I awoke this morning to headlines in Yahoo Finance proclaiming “Verizon Opens Up Network“. Seems like pretty exciting stuff. What an amazing turnaround for the carrier that kicked my wife’s Amp’d Mobile Motorola e816 off their network last July when Amp’d folded. The same company that reportedly started banning new activations of Verizon branded Windows or Palm smartphones on their prepaid service just a few days ago . The Verizon that just last month stopped activating Verizon branded prepaid phones on contract plans. But wait! You still can’t actually do any of those things. The opening of Verizon’s network is a year away and any device still has to be approved by Verizon’s yet to be built $20 million testing facility before it will be allowed on the network.
Change is coming for sure. The enormous potential of mobile data services has been denied by carrier restrictions for too long. Now that we have phones running desktop operating systems like Safari and Linux, customers are questioning why they can’t install desktop quality applications on these devices or why 3rd party applications are blocked from accessing their phone’s GPS chip or phone book. Regulators too are beginning to question the closed nature of mobile networks. Verizon has responded with a press release proclaiming their new openness. This could be significant, Verizon has historically been the most restrictive of US networks in locking down their network and devices. At this point all Verizon has given us is a press release.
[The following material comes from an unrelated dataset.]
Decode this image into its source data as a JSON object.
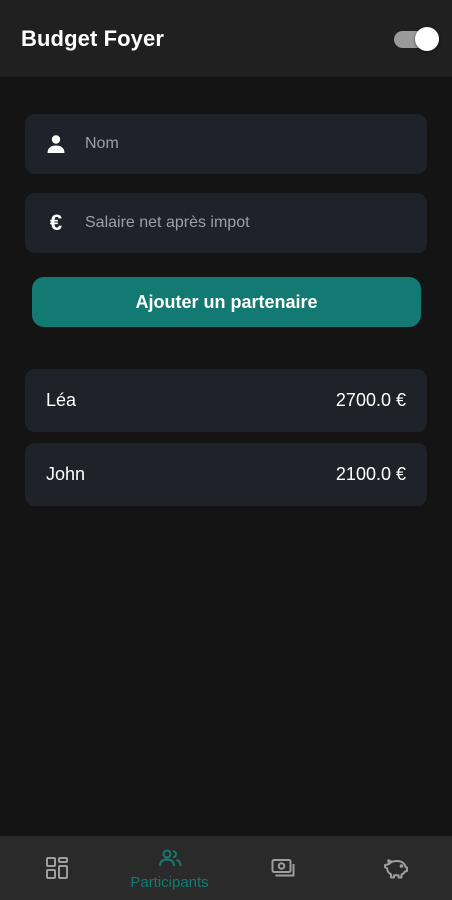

I’m hoping something positive for consumers and innovators will come out of this, but I’m skeptical. The fact that Verizon will be conducting business as usual for another year doesn’t look good. I guess they need time to build that lab. But you know what? Every phone sold in the US already has to undergo rigorous testing and approval by the FCC. I’d be willing to bet the FCC’s lab cost taxpayers at least $20 million. If a phone is good enough to get government approval shouldn’t it be good enough for Verizon? The GSM networks seem to be holding up pretty well to users being able to switch devices freely, is Verizon’s CDMA infrastructure that fragile?
If Verizon really wants to show how open they are they could start right now by allowing customers to activate any FCC approved CDMA 800/1900 devices that can accept Verizon OTA programming, like the e816 or an Alltel phone or a Verizon Moto Q on prepaid.
All carping aside, my take is that Verizon’s “opening” of their network is a response Google’s Android and positioning in advance of the 700MHz spectrum auction. The actual opening is set to occur late next year, where it conveniently coincides with the release of the first Android phone.
It’s interesting to compare the press reactions to Verizon’s announcement. Mainstream tech media like Infoworld and PC Magazine’s Sascha Segan are quite positive, as is FCC Chairman Kevin J. Martin. Bloggers who follow the mobile industry like Carlo Longino at MobHappy and Om Malik seem more skeptical. Will Verizon really become an open network or is it all politics and PR? Leave a comment telling us what you think.